I posted a link to this blog on social media with the provocative (but not inaccurate) title "Why students participating in the walkout today ought to be punished." A few people expressed puzzlement and a few expressed outrage, so I thought I'd explain.
Pondiscio's point is easily summarized with this quote: "By its very nature, an act of civil disobedience means the protester refuses to comply with rule, norms, and expectations.”
Pondiscio goes farther than I would, saying that “compliance rob[s] the protest of any meaning,” and Andy Rotherham seems to agree in his own blog, saying that if students know in advance a walkout is consequence-free “it’s theater.” I think it's still meaningful to show support, but I don’t see how you can argue that it’s an act of civil disobedience or a walkout.
Rotherham touches on another theme that I agree with: adults coordinating the walkout, seeking ways to make it easy and "safe" for kids, fits a more general pattern of adults today exercising too much control over kids' lives, and keeping them safe in ways that ultimately backfire. (Watch for Greg Lukianoff and Jon Haidt's book on this subject, The Coddling of the American Mind.)
Both Pondiscio and Rotherham made another point that I found much more telling, and is the reason I thought the blog worth sharing: teachers and administrators allowing students to attend walkouts sets a terrible precedent.
My concern is that educators who suspended the usual consequences for students missing class did so because they agreed with the cause of the protesters. I do too, but it seems pretty clear that I can’t suspend a policy only for causes I agree with. So what happens when people want to cut class not to protest gun violence, but to support gun owners rights, or to lower the drinking age, or to show support for Nancy Pelosi or Donald Trump? “Slippery slope” arguments often make me roll my eyes, but in this case, I think it’s apt. Are students to be allowed to walk out of classes for any protest? (I imagine middle-school me, at the pizza place during math class, telling the vice principal between bites "This is the way I protest congressional inaction on term limits.")

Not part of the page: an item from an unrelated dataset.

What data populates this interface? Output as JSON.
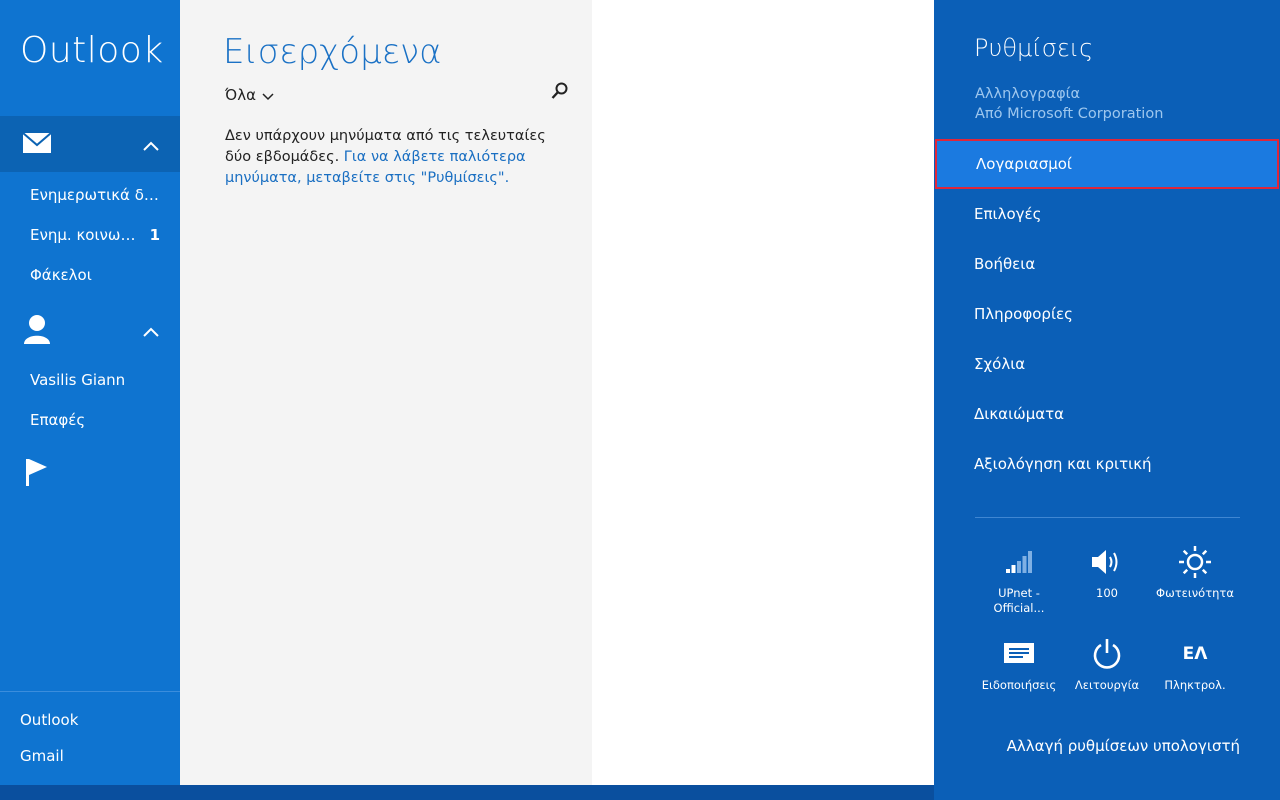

Maybe there's a good argument for educators taking the role of sanctioning or punishing protests based on their content. I haven't heard it.